A now-deleted publication by the Clinical Excellence Commission (CEC) in September 2020 highlighted the issue and raised a number of key points to support the skin integrity of the health worker is as follows:
- Use a mild skin cleanser (or soap substitute) or micellar water at the beginning and end of the day. Standard soap is alkaline and has been shown to change skin pH. It can also damage the skin barrier function.
- Moisturise regularly with simple formulations. Avoid fragranced products.
- Start with a less greasy lotion before progressing to a greasier cream if tolerated.
- Avoid greasy creams if you are prone to acne.
- Anti-ageing skin care products containing glycolic acids or retinoids can be very irritating, especially when the skin barrier is damaged or compromised. These products may also exacerbate skin sensitivity.
- Moisturise your face before going to bed.
Other tips also provided are around correct mask fitting and include:
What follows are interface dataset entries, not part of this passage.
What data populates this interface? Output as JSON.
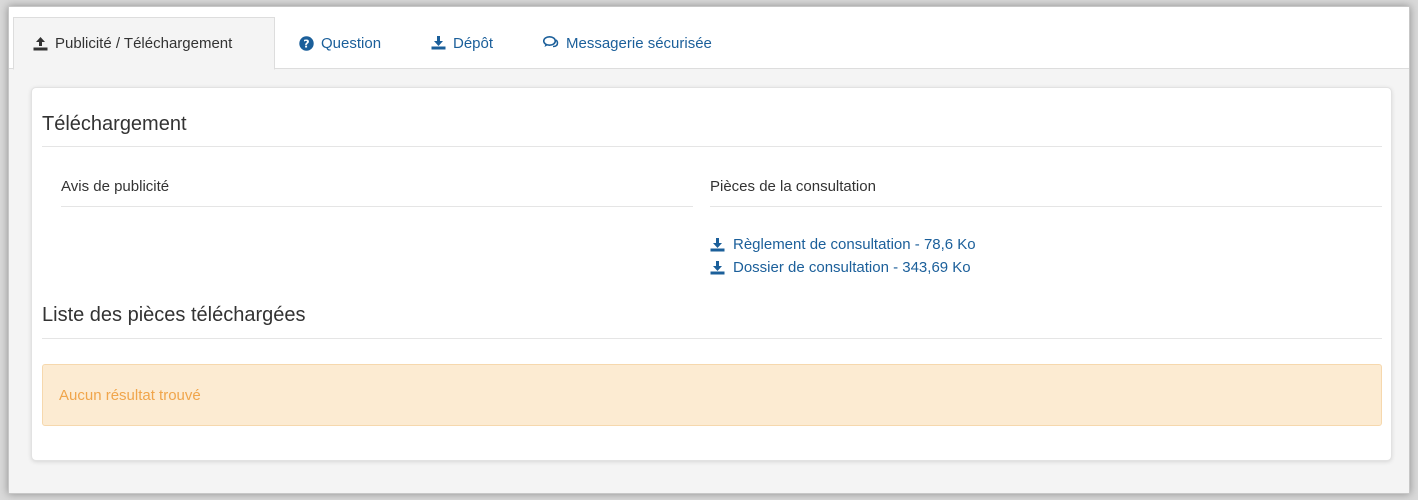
{
  "tabs": [
    {
      "label": "Publicité / Téléchargement",
      "icon": "upload-icon",
      "active": true
    },
    {
      "label": "Question",
      "icon": "question-circle-icon",
      "active": false
    },
    {
      "label": "Dépôt",
      "icon": "download-icon",
      "active": false
    },
    {
      "label": "Messagerie sécurisée",
      "icon": "chat-icon",
      "active": false
    }
  ],
  "download_section": {
    "title": "Téléchargement",
    "ad_column_label": "Avis de publicité",
    "files_column_label": "Pièces de la consultation",
    "files": [
      {
        "label": "Règlement de consultation - 78,6 Ko",
        "icon": "download-icon"
      },
      {
        "label": "Dossier de consultation - 343,69 Ko",
        "icon": "download-icon"
      }
    ]
  },
  "downloaded_section": {
    "title": "Liste des pièces téléchargées",
    "empty_message": "Aucun résultat trouvé"
  },
  "colors": {
    "link": "#1b5f9a",
    "warning_bg": "#fcebd2",
    "warning_text": "#f0a54b"
  }
}
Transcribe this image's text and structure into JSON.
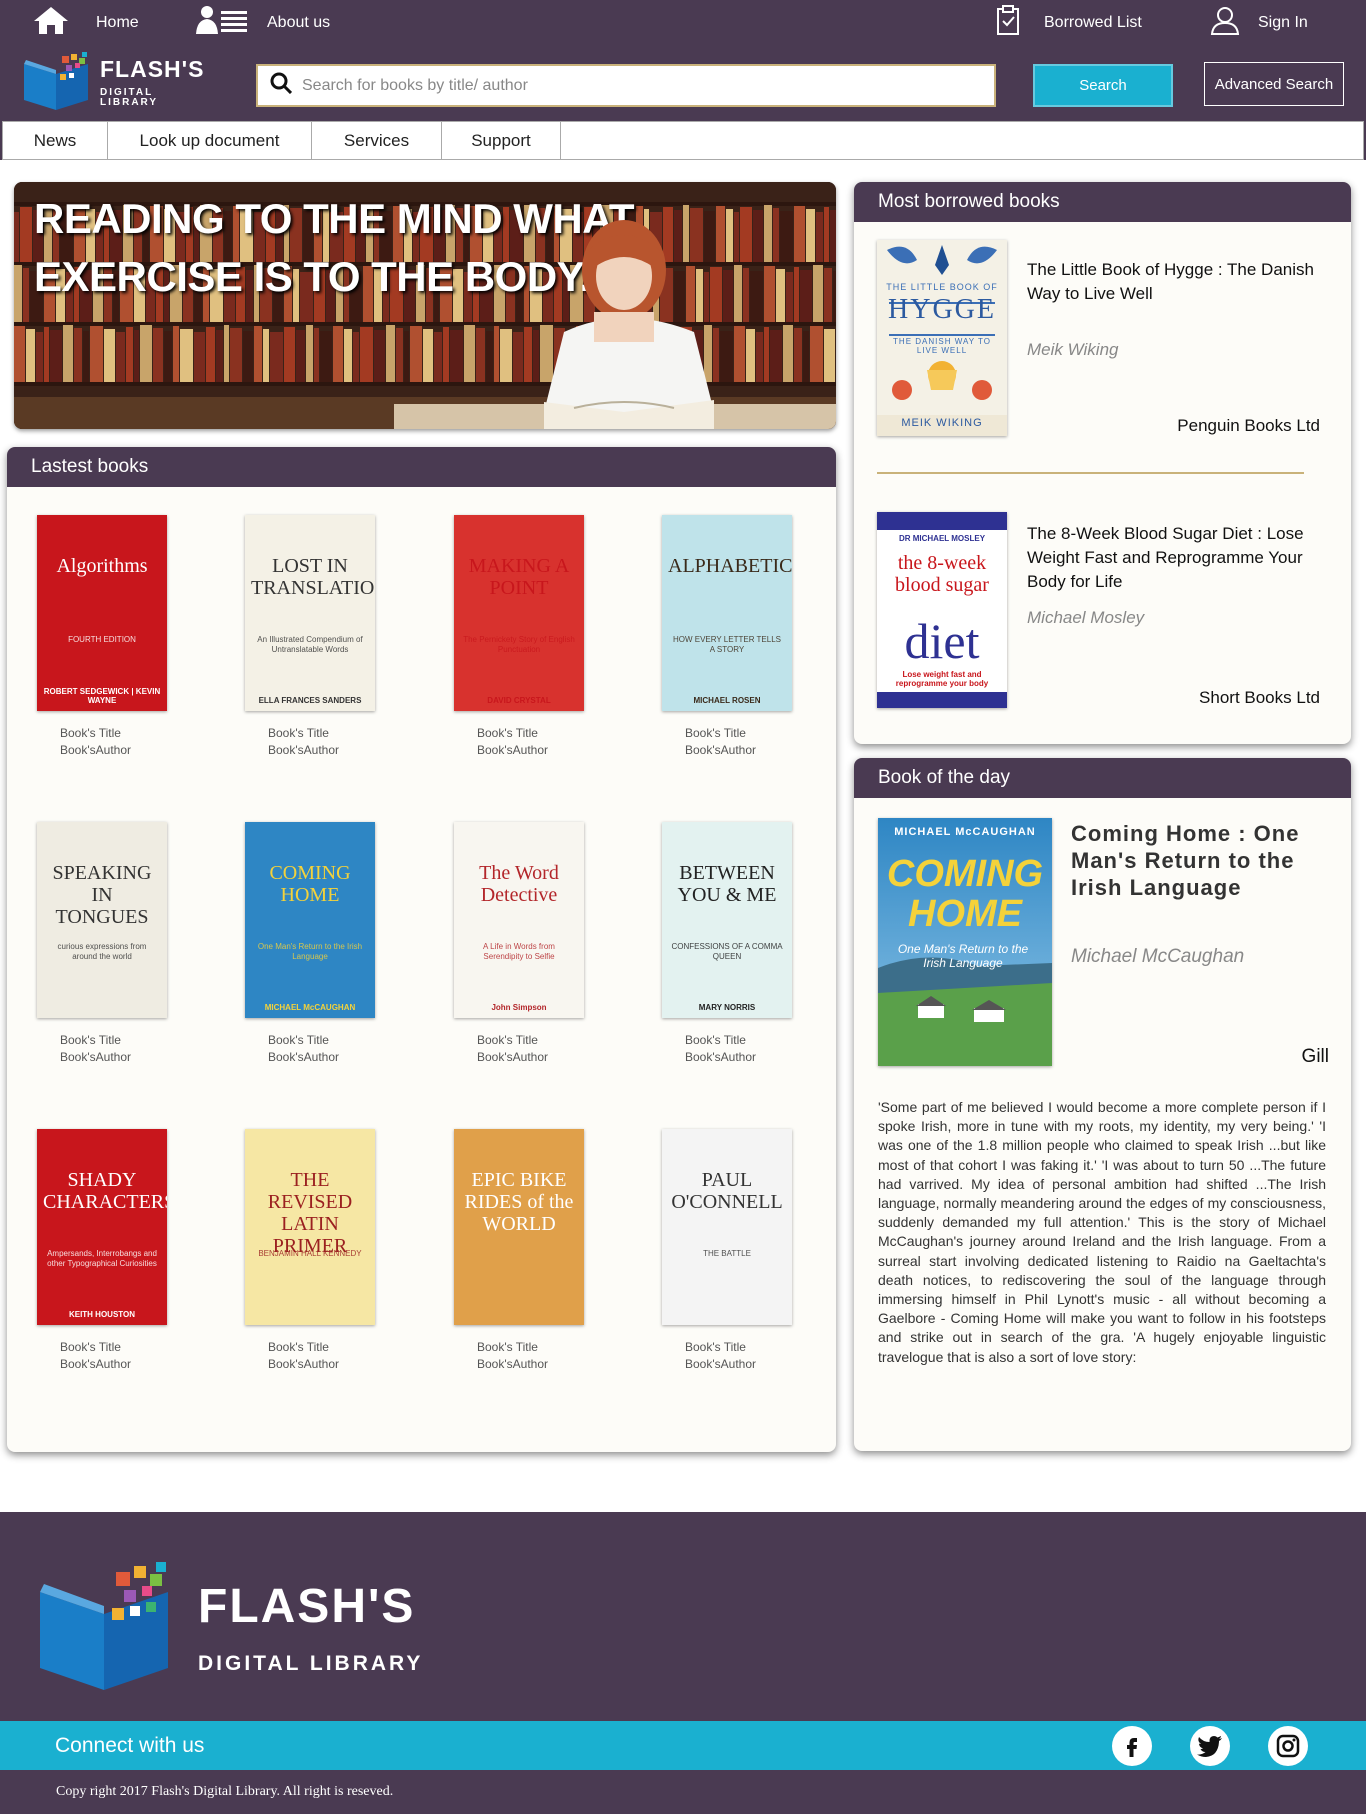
{
  "topbar": {
    "home_label": "Home",
    "about_label": "About us",
    "borrowed_label": "Borrowed List",
    "signin_label": "Sign In"
  },
  "header": {
    "logo_line1": "FLASH'S",
    "logo_line2": "DIGITAL LIBRARY",
    "search_placeholder": "Search for books by title/ author",
    "search_value": "",
    "search_button": "Search",
    "advanced_button": "Advanced Search"
  },
  "nav": {
    "items": [
      {
        "label": "News"
      },
      {
        "label": "Look up document"
      },
      {
        "label": "Services"
      },
      {
        "label": "Support"
      }
    ]
  },
  "banner": {
    "quote_line1": "READING TO THE MIND WHAT",
    "quote_line2": "EXERCISE IS TO THE BODY."
  },
  "latest": {
    "heading": "Lastest books",
    "books": [
      {
        "cover_text": "Algorithms",
        "cover_sub": "FOURTH EDITION",
        "cover_author": "ROBERT SEDGEWICK | KEVIN WAYNE",
        "title": "Book's Title",
        "author": "Book'sAuthor",
        "bg": "#c8161c",
        "fg": "#ffffff"
      },
      {
        "cover_text": "LOST IN TRANSLATION",
        "cover_sub": "An Illustrated Compendium of Untranslatable Words",
        "cover_author": "ELLA FRANCES SANDERS",
        "title": "Book's Title",
        "author": "Book'sAuthor",
        "bg": "#f4f1e6",
        "fg": "#333333"
      },
      {
        "cover_text": "MAKING A POINT",
        "cover_sub": "The Pernickety Story of English Punctuation",
        "cover_author": "DAVID CRYSTAL",
        "title": "Book's Title",
        "author": "Book'sAuthor",
        "bg": "#d8322e",
        "fg": "#c8161c"
      },
      {
        "cover_text": "ALPHABETICAL",
        "cover_sub": "HOW EVERY LETTER TELLS A STORY",
        "cover_author": "MICHAEL ROSEN",
        "title": "Book's Title",
        "author": "Book'sAuthor",
        "bg": "#bfe3ea",
        "fg": "#3a2a1a"
      },
      {
        "cover_text": "SPEAKING IN TONGUES",
        "cover_sub": "curious expressions from around the world",
        "cover_author": "",
        "title": "Book's Title",
        "author": "Book'sAuthor",
        "bg": "#efece2",
        "fg": "#333333"
      },
      {
        "cover_text": "COMING HOME",
        "cover_sub": "One Man's Return to the Irish Language",
        "cover_author": "MICHAEL McCAUGHAN",
        "title": "Book's Title",
        "author": "Book'sAuthor",
        "bg": "#2e86c4",
        "fg": "#f4d23a"
      },
      {
        "cover_text": "The Word Detective",
        "cover_sub": "A Life in Words from Serendipity to Selfie",
        "cover_author": "John Simpson",
        "title": "Book's Title",
        "author": "Book'sAuthor",
        "bg": "#f8f6f0",
        "fg": "#b3262a"
      },
      {
        "cover_text": "BETWEEN YOU & ME",
        "cover_sub": "CONFESSIONS OF A COMMA QUEEN",
        "cover_author": "MARY NORRIS",
        "title": "Book's Title",
        "author": "Book'sAuthor",
        "bg": "#e3f2f0",
        "fg": "#222222"
      },
      {
        "cover_text": "SHADY CHARACTERS",
        "cover_sub": "Ampersands, Interrobangs and other Typographical Curiosities",
        "cover_author": "KEITH HOUSTON",
        "title": "Book's Title",
        "author": "Book'sAuthor",
        "bg": "#c8161c",
        "fg": "#ffffff"
      },
      {
        "cover_text": "THE REVISED LATIN PRIMER",
        "cover_sub": "BENJAMIN HALL KENNEDY",
        "cover_author": "",
        "title": "Book's Title",
        "author": "Book'sAuthor",
        "bg": "#f6e7a4",
        "fg": "#9b2020"
      },
      {
        "cover_text": "EPIC BIKE RIDES of the WORLD",
        "cover_sub": "",
        "cover_author": "",
        "title": "Book's Title",
        "author": "Book'sAuthor",
        "bg": "#e0a04a",
        "fg": "#ffffff"
      },
      {
        "cover_text": "PAUL O'CONNELL",
        "cover_sub": "THE BATTLE",
        "cover_author": "",
        "title": "Book's Title",
        "author": "Book'sAuthor",
        "bg": "#f4f4f4",
        "fg": "#333333"
      }
    ]
  },
  "borrowed": {
    "heading": "Most borrowed books",
    "items": [
      {
        "title": "The Little Book of Hygge : The Danish Way to Live Well",
        "author": "Meik Wiking",
        "publisher": "Penguin Books Ltd",
        "cover_text": "HYGGE",
        "cover_sub": "THE LITTLE BOOK OF",
        "cover_tag": "THE DANISH WAY TO LIVE WELL",
        "cover_author": "MEIK WIKING"
      },
      {
        "title": "The 8-Week Blood Sugar Diet : Lose Weight Fast and Reprogramme Your Body for Life",
        "author": "Michael Mosley",
        "publisher": "Short Books Ltd",
        "cover_text": "diet",
        "cover_sub": "the 8-week blood sugar",
        "cover_tag": "Lose weight fast and reprogramme your body",
        "cover_author": "DR MICHAEL MOSLEY"
      }
    ]
  },
  "botd": {
    "heading": "Book of the day",
    "title": "Coming Home : One Man's Return to the Irish Language",
    "author": "Michael McCaughan",
    "publisher": "Gill",
    "cover_author": "MICHAEL McCAUGHAN",
    "cover_text": "COMING HOME",
    "cover_sub": "One Man's Return to the Irish Language",
    "description": "'Some part of me believed I would become a more complete person if I spoke Irish, more in tune with my roots, my identity, my very being.' 'I was one of the 1.8 million people who claimed to speak Irish ...but like most of that cohort I was faking it.' 'I was about to turn 50 ...The future had varrived. My idea of personal ambition had shifted ...The Irish language, normally meandering around the edges of my consciousness, suddenly demanded my full attention.' This is the story of Michael McCaughan's journey around Ireland and the Irish language. From a surreal start involving dedicated listening to Raidio na Gaeltachta's death notices, to rediscovering the soul of the language through immersing himself in Phil Lynott's music - all without becoming a Gaelbore - Coming Home will make you want to follow in his footsteps and strike out in search of the gra. 'A hugely enjoyable linguistic travelogue that is also a sort of love story:"
  },
  "footer": {
    "logo_line1": "FLASH'S",
    "logo_line2": "DIGITAL LIBRARY",
    "connect_label": "Connect with us",
    "social": [
      "facebook-icon",
      "twitter-icon",
      "instagram-icon"
    ],
    "copyright": "Copy right 2017 Flash's Digital Library. All right is reseved."
  },
  "colors": {
    "brand_purple": "#4a3a52",
    "accent_cyan": "#1ab0d0",
    "accent_gold": "#c9b27a"
  }
}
- Perform hand hygiene before putting on your mask and after taking it off.
- Take the time to fit your mask properly. Avoid tying the mask too tight; you may need to try different types to get the best fit.
- The duration of PPE item use should not exceed the manufacturers’ instructions
- Do not touch your mask as it may be contaminated by microorganisms.
- If you get skin irritation, try an alternative brand of mask if available.
- Reduce Friction. If this is a problem, apply moisturising lotion at least 30 minutes before mask wearing to lubricate and reduce friction between the skin and surgical mask. Silicone protectors such as a no-sting barrier film wipe will protect the skin and prevent friction. Barrier creams can also be used when wearing masks for an extended length of time, however these products tend to be greasy which may aggravate acne. If this is an issue, choose a lighter silicone-based product.
Should you experience skin issues with the mask that you are wearing, it is recommended that you raise the matter with your manager or your infection control practitioner and a risk assessment may be indicated.
If you have any questions about infection prevention and control practices in your aged care facility, please don’t hesitate to get in touch with Bug Control. With over twenty-five years of experience in infection prevention and control, we can help you with any issues you might be experiencing or any questions you might have.